“It is estimated that it will take 7 million gallons of gas to supply motor cars this year in the United States alone.” Durant Weekly News, June 26, 1925
According to ads and articles in local newspapers, Bryan county was well prepared to take care of the needs of area motorists and more than a few tourists. Most small communities had at least one “filling station” or “service station”. In 1925 Caddo boasted seven stations with a new one under construction for Claude Glasscock.
In the early days, when the auto was still a novelty, services for them were limited and repairs were often left to the owner. Gasoline could be purchased from a variety of businesses- drug stores, hardware stores, black smith shops, garages, even grocery stores. Merchants carried it out in a bucket and assisted drivers to pour it into their autos, or sold it in 5-gallon cans. In 1914 a gallon of gasoline cost 18c at Glasscock’s garage. Other locations where gas could be purchased in Bryan County in the teens included Williamson’s Garage in Colbert, Craghead Garage in Caddo, and W. J. Carpenter’s in Durant.
In 1914 Durant passed Ordinance 402, regulating the storage of gasoline.

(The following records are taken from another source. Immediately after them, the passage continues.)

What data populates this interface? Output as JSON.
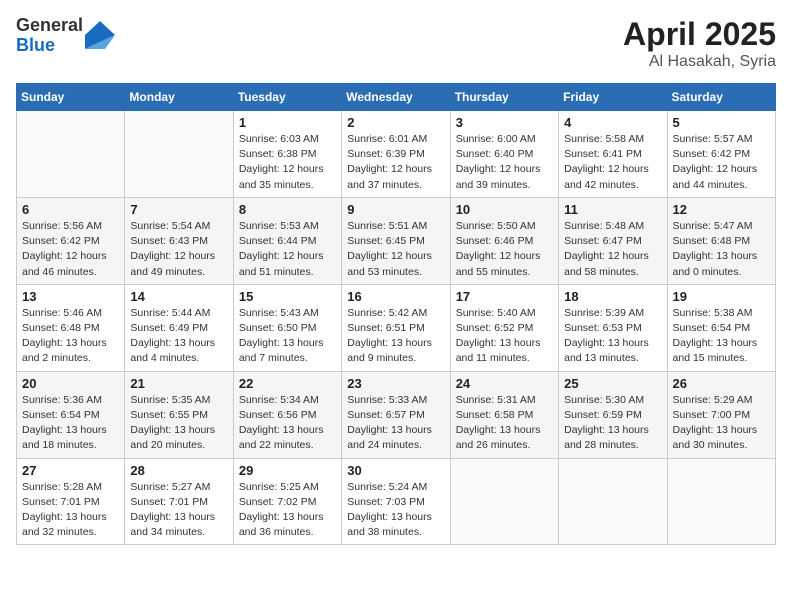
{
  "header": {
    "logo_general": "General",
    "logo_blue": "Blue",
    "month": "April 2025",
    "location": "Al Hasakah, Syria"
  },
  "weekdays": [
    "Sunday",
    "Monday",
    "Tuesday",
    "Wednesday",
    "Thursday",
    "Friday",
    "Saturday"
  ],
  "weeks": [
    [
      {
        "day": "",
        "sunrise": "",
        "sunset": "",
        "daylight": ""
      },
      {
        "day": "",
        "sunrise": "",
        "sunset": "",
        "daylight": ""
      },
      {
        "day": "1",
        "sunrise": "Sunrise: 6:03 AM",
        "sunset": "Sunset: 6:38 PM",
        "daylight": "Daylight: 12 hours and 35 minutes."
      },
      {
        "day": "2",
        "sunrise": "Sunrise: 6:01 AM",
        "sunset": "Sunset: 6:39 PM",
        "daylight": "Daylight: 12 hours and 37 minutes."
      },
      {
        "day": "3",
        "sunrise": "Sunrise: 6:00 AM",
        "sunset": "Sunset: 6:40 PM",
        "daylight": "Daylight: 12 hours and 39 minutes."
      },
      {
        "day": "4",
        "sunrise": "Sunrise: 5:58 AM",
        "sunset": "Sunset: 6:41 PM",
        "daylight": "Daylight: 12 hours and 42 minutes."
      },
      {
        "day": "5",
        "sunrise": "Sunrise: 5:57 AM",
        "sunset": "Sunset: 6:42 PM",
        "daylight": "Daylight: 12 hours and 44 minutes."
      }
    ],
    [
      {
        "day": "6",
        "sunrise": "Sunrise: 5:56 AM",
        "sunset": "Sunset: 6:42 PM",
        "daylight": "Daylight: 12 hours and 46 minutes."
      },
      {
        "day": "7",
        "sunrise": "Sunrise: 5:54 AM",
        "sunset": "Sunset: 6:43 PM",
        "daylight": "Daylight: 12 hours and 49 minutes."
      },
      {
        "day": "8",
        "sunrise": "Sunrise: 5:53 AM",
        "sunset": "Sunset: 6:44 PM",
        "daylight": "Daylight: 12 hours and 51 minutes."
      },
      {
        "day": "9",
        "sunrise": "Sunrise: 5:51 AM",
        "sunset": "Sunset: 6:45 PM",
        "daylight": "Daylight: 12 hours and 53 minutes."
      },
      {
        "day": "10",
        "sunrise": "Sunrise: 5:50 AM",
        "sunset": "Sunset: 6:46 PM",
        "daylight": "Daylight: 12 hours and 55 minutes."
      },
      {
        "day": "11",
        "sunrise": "Sunrise: 5:48 AM",
        "sunset": "Sunset: 6:47 PM",
        "daylight": "Daylight: 12 hours and 58 minutes."
      },
      {
        "day": "12",
        "sunrise": "Sunrise: 5:47 AM",
        "sunset": "Sunset: 6:48 PM",
        "daylight": "Daylight: 13 hours and 0 minutes."
      }
    ],
    [
      {
        "day": "13",
        "sunrise": "Sunrise: 5:46 AM",
        "sunset": "Sunset: 6:48 PM",
        "daylight": "Daylight: 13 hours and 2 minutes."
      },
      {
        "day": "14",
        "sunrise": "Sunrise: 5:44 AM",
        "sunset": "Sunset: 6:49 PM",
        "daylight": "Daylight: 13 hours and 4 minutes."
      },
      {
        "day": "15",
        "sunrise": "Sunrise: 5:43 AM",
        "sunset": "Sunset: 6:50 PM",
        "daylight": "Daylight: 13 hours and 7 minutes."
      },
      {
        "day": "16",
        "sunrise": "Sunrise: 5:42 AM",
        "sunset": "Sunset: 6:51 PM",
        "daylight": "Daylight: 13 hours and 9 minutes."
      },
      {
        "day": "17",
        "sunrise": "Sunrise: 5:40 AM",
        "sunset": "Sunset: 6:52 PM",
        "daylight": "Daylight: 13 hours and 11 minutes."
      },
      {
        "day": "18",
        "sunrise": "Sunrise: 5:39 AM",
        "sunset": "Sunset: 6:53 PM",
        "daylight": "Daylight: 13 hours and 13 minutes."
      },
      {
        "day": "19",
        "sunrise": "Sunrise: 5:38 AM",
        "sunset": "Sunset: 6:54 PM",
        "daylight": "Daylight: 13 hours and 15 minutes."
      }
    ],
    [
      {
        "day": "20",
        "sunrise": "Sunrise: 5:36 AM",
        "sunset": "Sunset: 6:54 PM",
        "daylight": "Daylight: 13 hours and 18 minutes."
      },
      {
        "day": "21",
        "sunrise": "Sunrise: 5:35 AM",
        "sunset": "Sunset: 6:55 PM",
        "daylight": "Daylight: 13 hours and 20 minutes."
      },
      {
        "day": "22",
        "sunrise": "Sunrise: 5:34 AM",
        "sunset": "Sunset: 6:56 PM",
        "daylight": "Daylight: 13 hours and 22 minutes."
      },
      {
        "day": "23",
        "sunrise": "Sunrise: 5:33 AM",
        "sunset": "Sunset: 6:57 PM",
        "daylight": "Daylight: 13 hours and 24 minutes."
      },
      {
        "day": "24",
        "sunrise": "Sunrise: 5:31 AM",
        "sunset": "Sunset: 6:58 PM",
        "daylight": "Daylight: 13 hours and 26 minutes."
      },
      {
        "day": "25",
        "sunrise": "Sunrise: 5:30 AM",
        "sunset": "Sunset: 6:59 PM",
        "daylight": "Daylight: 13 hours and 28 minutes."
      },
      {
        "day": "26",
        "sunrise": "Sunrise: 5:29 AM",
        "sunset": "Sunset: 7:00 PM",
        "daylight": "Daylight: 13 hours and 30 minutes."
      }
    ],
    [
      {
        "day": "27",
        "sunrise": "Sunrise: 5:28 AM",
        "sunset": "Sunset: 7:01 PM",
        "daylight": "Daylight: 13 hours and 32 minutes."
      },
      {
        "day": "28",
        "sunrise": "Sunrise: 5:27 AM",
        "sunset": "Sunset: 7:01 PM",
        "daylight": "Daylight: 13 hours and 34 minutes."
      },
      {
        "day": "29",
        "sunrise": "Sunrise: 5:25 AM",
        "sunset": "Sunset: 7:02 PM",
        "daylight": "Daylight: 13 hours and 36 minutes."
      },
      {
        "day": "30",
        "sunrise": "Sunrise: 5:24 AM",
        "sunset": "Sunset: 7:03 PM",
        "daylight": "Daylight: 13 hours and 38 minutes."
      },
      {
        "day": "",
        "sunrise": "",
        "sunset": "",
        "daylight": ""
      },
      {
        "day": "",
        "sunrise": "",
        "sunset": "",
        "daylight": ""
      },
      {
        "day": "",
        "sunrise": "",
        "sunset": "",
        "daylight": ""
      }
    ]
  ]
}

It specified amounts that could be stored in or near a building, or underground. Gasoline had to be sold or stored in metal cans with certain specifications. The fine for non-compliance was $20 for each day of violation. In 1926 a leak from the tank at Philpot Bros. station in Cade caused an explosion that severely burned a young girl.
The first drive-in gas station built specifically for automobiles was opened in Pittsburgh in 1913. Tulsa and Lawton each had one by 1918. By 1919 Muskogee had six drive-in stations. In 1921 Barnett Quick Service Station, the “only drive-in service station in Durant” sold gasoline for 28 cents per gallon. The Highway Service Station, owned by Freeman Beaty, announced that for its opening in 1923 a gallon of gasoline would be given free with each five gallons sold.

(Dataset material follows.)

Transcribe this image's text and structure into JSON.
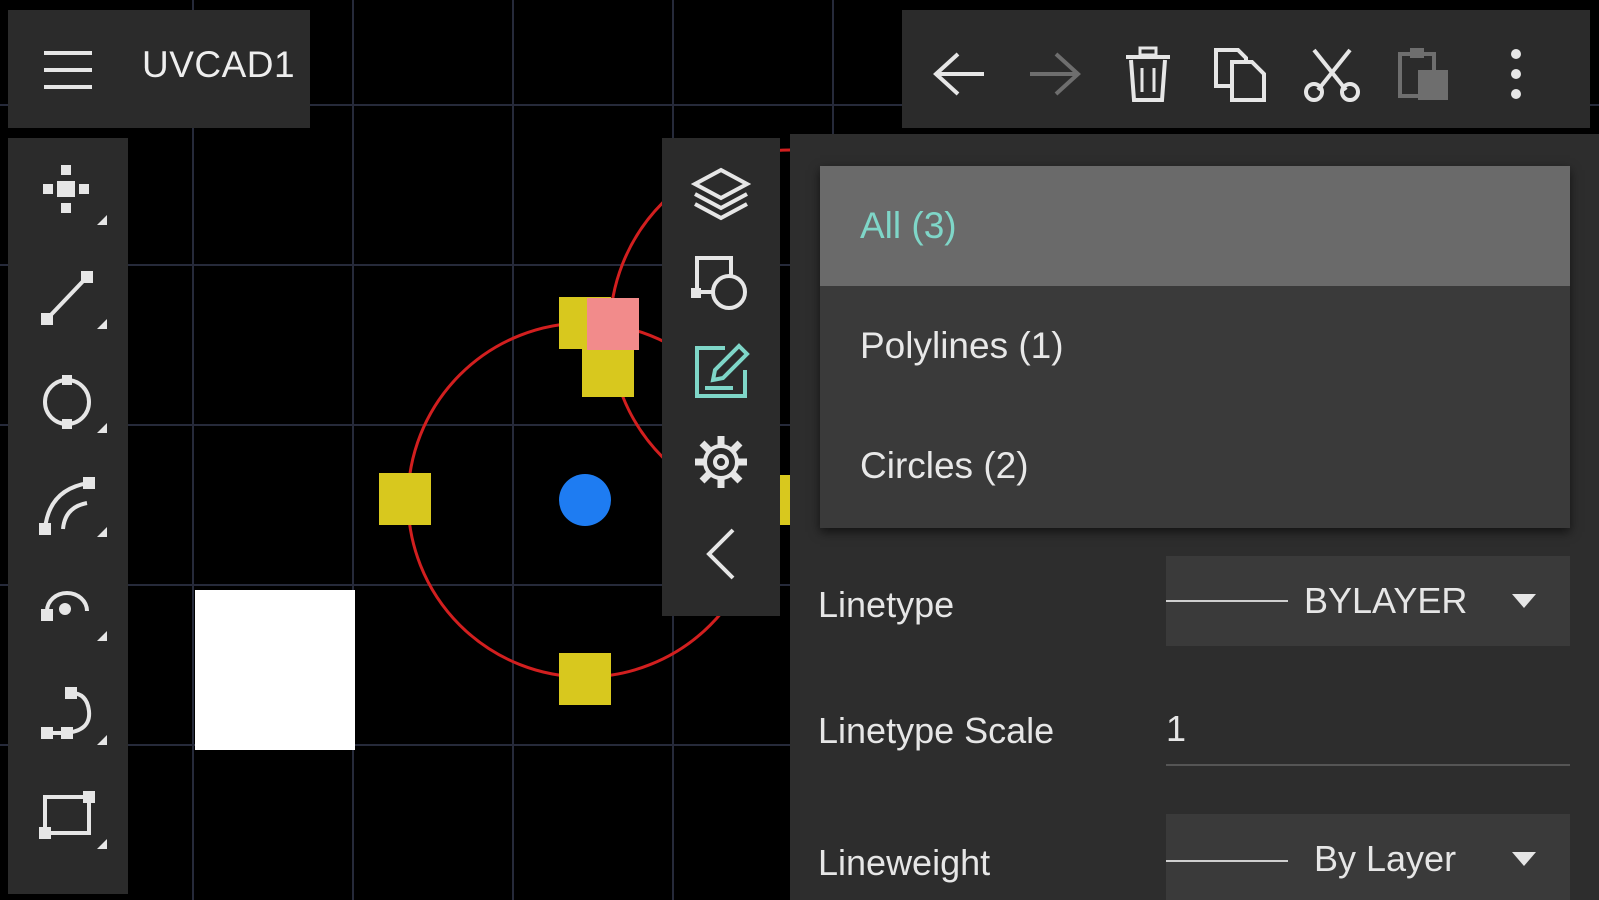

Convenience and service were the twin goals of early station managers. Free air, free water, engine checks, parts and repairs were offered. Experienced attendants catered to every requirement of auto maintenance. Stations boasted of ladies’ rooms and attractive buildings. Many stations were landscaped. Calera’s O. T. Taylor set his business apart by combining a “lunch stand” and station.
In 1926 the Caddo Herald announced a new filling station with “a concrete dip…so that cars can easily come into the new filling station”. Access to stations was often a problem and Durant authorities were quick to warn drivers about illegally driving across Main Street. “Driving into filling stations is causing most violations of this ordinance.”
Gas stations continued to evolve and expand as our nation became more dependent on transportation with gas-guzzling motors. Those of us who are older will no doubt recall pulling into a station and watching as two or more attendants quickly filled the tank, checked the oil,
put air in the tires and made sure that both the radiator and the battery had sufficient water. All the windows were washed and wipers were inspected. Some attendants gave suckers to the impatient children watching them work. New pump designs eventually led to self-service, but it was a very long journey because of community fire regulations that took years to change. Most of us are now accustomed to pumping our own gas, but it’s still illegal to do so in Oregon and New Jersey.
Bryan County History is a weekly feature contributed by members of the Bryan County Genealogy Library and Archives in Calera. The views and opinions expressed here are the author’s own and do not necessarily reflect those of Texoma Marketing and Media Group. Is there a historic event or topic you want to read about? Contact the library at P.O. Box 153, Calera, OK 74730.